### Task goal
Which of the lines below contain the string "CONSTRUCTION"? Copy each one.

### Data extract
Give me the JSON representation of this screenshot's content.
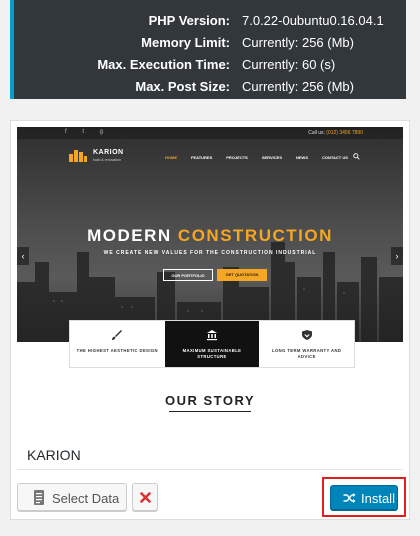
{
  "server_info": {
    "rows": [
      {
        "label": "PHP Version:",
        "value": "7.0.22-0ubuntu0.16.04.1"
      },
      {
        "label": "Memory Limit:",
        "value": "Currently: 256 (Mb)"
      },
      {
        "label": "Max. Execution Time:",
        "value": "Currently: 60 (s)"
      },
      {
        "label": "Max. Post Size:",
        "value": "Currently: 256 (Mb)"
      }
    ]
  },
  "demo": {
    "name": "KARION",
    "preview": {
      "phone_label": "Call us:",
      "phone": "(012) 3456 7890",
      "logo_text": "KARION",
      "logo_sub": "build & renovation",
      "nav": [
        "HOME",
        "FEATURES",
        "PROJECTS",
        "SERVICES",
        "NEWS",
        "CONTACT US"
      ],
      "hero_title_a": "MODERN",
      "hero_title_b": "CONSTRUCTION",
      "hero_subtitle": "WE CREATE NEW VALUES FOR THE CONSTRUCTION INDUSTRIAL",
      "btn_portfolio": "OUR PORTFOLIO",
      "btn_quotation": "GET QUOTATION",
      "features": [
        "THE HIGHEST AESTHETIC DESIGN",
        "MAXIMUM SUSTAINABLE STRUCTURE",
        "LONG TERM WARRANTY AND ADVICE"
      ],
      "story_title": "OUR STORY"
    }
  },
  "actions": {
    "select_data": "Select Data",
    "install": "Install"
  },
  "colors": {
    "accent": "#f5a623",
    "install_button": "#0085ba",
    "highlight_frame": "#e0201b",
    "delete_icon": "#dc3232",
    "info_bar": "#00a0d2"
  },
  "icons": [
    "document-icon",
    "close-icon",
    "shuffle-icon",
    "search-icon",
    "paintbrush-icon",
    "bank-icon",
    "shield-icon"
  ]
}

### Solution to this problem
      "hero_title_b": "CONSTRUCTION",
      "hero_subtitle": "WE CREATE NEW VALUES FOR THE CONSTRUCTION INDUSTRIAL",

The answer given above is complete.